━━━━━ Records provided

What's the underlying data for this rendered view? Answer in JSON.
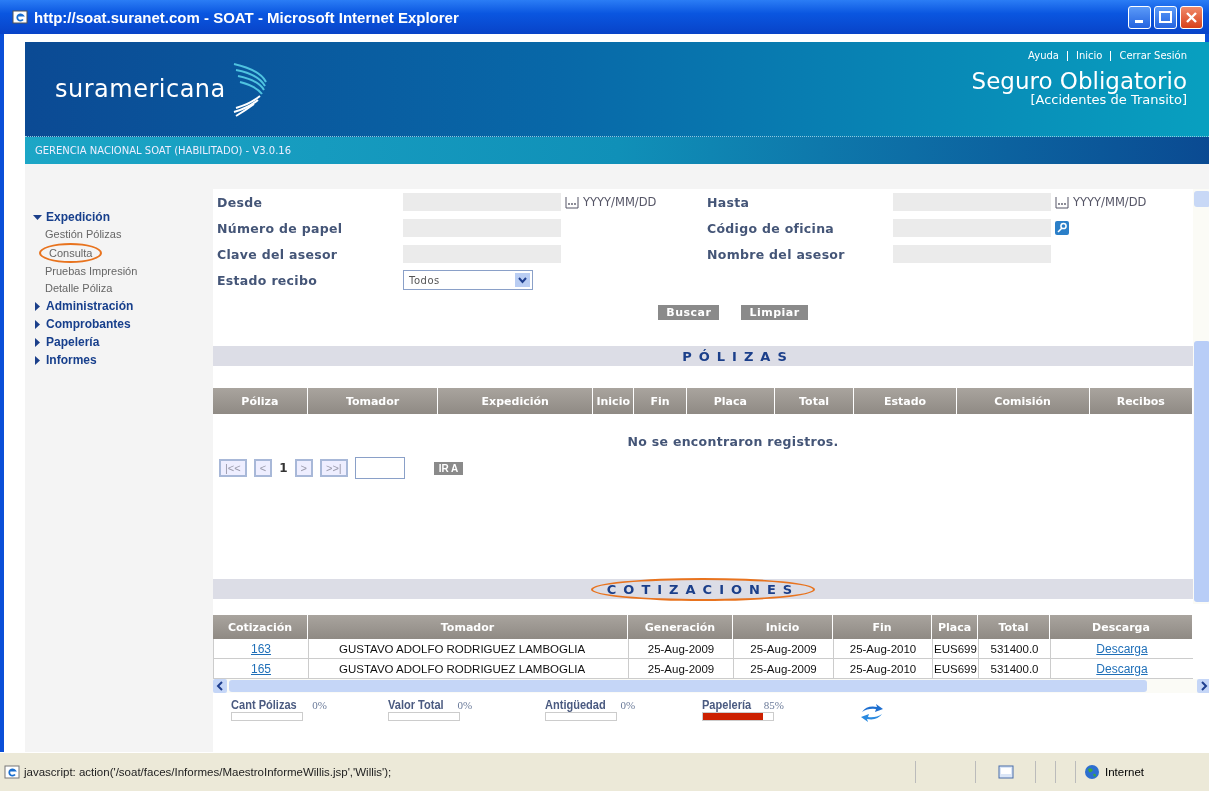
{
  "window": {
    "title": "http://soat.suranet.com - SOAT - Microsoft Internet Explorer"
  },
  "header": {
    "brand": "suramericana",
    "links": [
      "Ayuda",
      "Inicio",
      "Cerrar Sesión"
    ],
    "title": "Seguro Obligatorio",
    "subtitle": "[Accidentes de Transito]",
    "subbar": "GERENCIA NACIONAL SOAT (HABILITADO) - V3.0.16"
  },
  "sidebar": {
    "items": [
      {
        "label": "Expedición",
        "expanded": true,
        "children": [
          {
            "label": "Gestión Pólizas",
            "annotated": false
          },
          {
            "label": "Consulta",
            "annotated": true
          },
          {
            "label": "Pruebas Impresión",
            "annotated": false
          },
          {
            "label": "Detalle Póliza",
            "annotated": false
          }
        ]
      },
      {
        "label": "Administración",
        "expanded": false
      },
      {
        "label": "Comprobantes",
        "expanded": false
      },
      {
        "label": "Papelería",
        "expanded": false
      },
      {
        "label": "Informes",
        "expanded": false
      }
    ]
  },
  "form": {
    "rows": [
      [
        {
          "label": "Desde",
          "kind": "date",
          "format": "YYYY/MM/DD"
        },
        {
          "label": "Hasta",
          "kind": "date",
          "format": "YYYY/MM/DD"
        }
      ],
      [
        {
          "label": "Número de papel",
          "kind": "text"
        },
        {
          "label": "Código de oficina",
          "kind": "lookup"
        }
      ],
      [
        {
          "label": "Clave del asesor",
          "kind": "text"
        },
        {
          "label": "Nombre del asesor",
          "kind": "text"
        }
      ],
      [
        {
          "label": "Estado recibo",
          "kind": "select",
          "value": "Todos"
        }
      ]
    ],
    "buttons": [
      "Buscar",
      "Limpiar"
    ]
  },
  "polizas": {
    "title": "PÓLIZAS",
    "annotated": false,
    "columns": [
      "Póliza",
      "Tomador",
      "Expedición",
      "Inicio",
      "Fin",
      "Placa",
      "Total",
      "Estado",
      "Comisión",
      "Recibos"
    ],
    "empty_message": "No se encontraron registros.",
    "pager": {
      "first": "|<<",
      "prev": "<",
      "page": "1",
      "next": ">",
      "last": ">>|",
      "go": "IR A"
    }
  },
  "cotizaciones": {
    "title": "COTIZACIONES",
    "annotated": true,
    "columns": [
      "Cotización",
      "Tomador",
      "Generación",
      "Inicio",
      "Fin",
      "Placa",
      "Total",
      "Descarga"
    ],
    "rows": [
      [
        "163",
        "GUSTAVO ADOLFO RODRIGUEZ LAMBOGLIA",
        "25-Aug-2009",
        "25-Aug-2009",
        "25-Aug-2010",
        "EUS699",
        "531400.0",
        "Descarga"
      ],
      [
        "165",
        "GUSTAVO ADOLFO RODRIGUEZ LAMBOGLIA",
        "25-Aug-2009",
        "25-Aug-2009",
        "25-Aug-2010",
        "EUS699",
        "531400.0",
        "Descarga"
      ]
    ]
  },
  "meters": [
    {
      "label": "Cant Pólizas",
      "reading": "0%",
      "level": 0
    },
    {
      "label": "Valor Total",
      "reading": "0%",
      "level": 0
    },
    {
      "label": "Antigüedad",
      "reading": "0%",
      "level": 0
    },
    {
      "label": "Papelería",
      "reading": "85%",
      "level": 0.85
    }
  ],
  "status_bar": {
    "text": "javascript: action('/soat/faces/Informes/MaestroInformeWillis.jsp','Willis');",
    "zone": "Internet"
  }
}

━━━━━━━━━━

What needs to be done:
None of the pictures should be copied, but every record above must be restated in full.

Task result:
What's the underlying data for this rendered view? Answer in JSON.
{
  "window": {
    "title": "http://soat.suranet.com - SOAT - Microsoft Internet Explorer"
  },
  "header": {
    "brand": "suramericana",
    "links": [
      "Ayuda",
      "Inicio",
      "Cerrar Sesión"
    ],
    "title": "Seguro Obligatorio",
    "subtitle": "[Accidentes de Transito]",
    "subbar": "GERENCIA NACIONAL SOAT (HABILITADO) - V3.0.16"
  },
  "sidebar": {
    "items": [
      {
        "label": "Expedición",
        "expanded": true,
        "children": [
          {
            "label": "Gestión Pólizas",
            "annotated": false
          },
          {
            "label": "Consulta",
            "annotated": true
          },
          {
            "label": "Pruebas Impresión",
            "annotated": false
          },
          {
            "label": "Detalle Póliza",
            "annotated": false
          }
        ]
      },
      {
        "label": "Administración",
        "expanded": false
      },
      {
        "label": "Comprobantes",
        "expanded": false
      },
      {
        "label": "Papelería",
        "expanded": false
      },
      {
        "label": "Informes",
        "expanded": false
      }
    ]
  },
  "form": {
    "rows": [
      [
        {
          "label": "Desde",
          "kind": "date",
          "format": "YYYY/MM/DD"
        },
        {
          "label": "Hasta",
          "kind": "date",
          "format": "YYYY/MM/DD"
        }
      ],
      [
        {
          "label": "Número de papel",
          "kind": "text"
        },
        {
          "label": "Código de oficina",
          "kind": "lookup"
        }
      ],
      [
        {
          "label": "Clave del asesor",
          "kind": "text"
        },
        {
          "label": "Nombre del asesor",
          "kind": "text"
        }
      ],
      [
        {
          "label": "Estado recibo",
          "kind": "select",
          "value": "Todos"
        }
      ]
    ],
    "buttons": [
      "Buscar",
      "Limpiar"
    ]
  },
  "polizas": {
    "title": "PÓLIZAS",
    "annotated": false,
    "columns": [
      "Póliza",
      "Tomador",
      "Expedición",
      "Inicio",
      "Fin",
      "Placa",
      "Total",
      "Estado",
      "Comisión",
      "Recibos"
    ],
    "empty_message": "No se encontraron registros.",
    "pager": {
      "first": "|<<",
      "prev": "<",
      "page": "1",
      "next": ">",
      "last": ">>|",
      "go": "IR A"
    }
  },
  "cotizaciones": {
    "title": "COTIZACIONES",
    "annotated": true,
    "columns": [
      "Cotización",
      "Tomador",
      "Generación",
      "Inicio",
      "Fin",
      "Placa",
      "Total",
      "Descarga"
    ],
    "rows": [
      [
        "163",
        "GUSTAVO ADOLFO RODRIGUEZ LAMBOGLIA",
        "25-Aug-2009",
        "25-Aug-2009",
        "25-Aug-2010",
        "EUS699",
        "531400.0",
        "Descarga"
      ],
      [
        "165",
        "GUSTAVO ADOLFO RODRIGUEZ LAMBOGLIA",
        "25-Aug-2009",
        "25-Aug-2009",
        "25-Aug-2010",
        "EUS699",
        "531400.0",
        "Descarga"
      ]
    ]
  },
  "meters": [
    {
      "label": "Cant Pólizas",
      "reading": "0%",
      "level": 0
    },
    {
      "label": "Valor Total",
      "reading": "0%",
      "level": 0
    },
    {
      "label": "Antigüedad",
      "reading": "0%",
      "level": 0
    },
    {
      "label": "Papelería",
      "reading": "85%",
      "level": 0.85
    }
  ],
  "status_bar": {
    "text": "javascript: action('/soat/faces/Informes/MaestroInformeWillis.jsp','Willis');",
    "zone": "Internet"
  }
}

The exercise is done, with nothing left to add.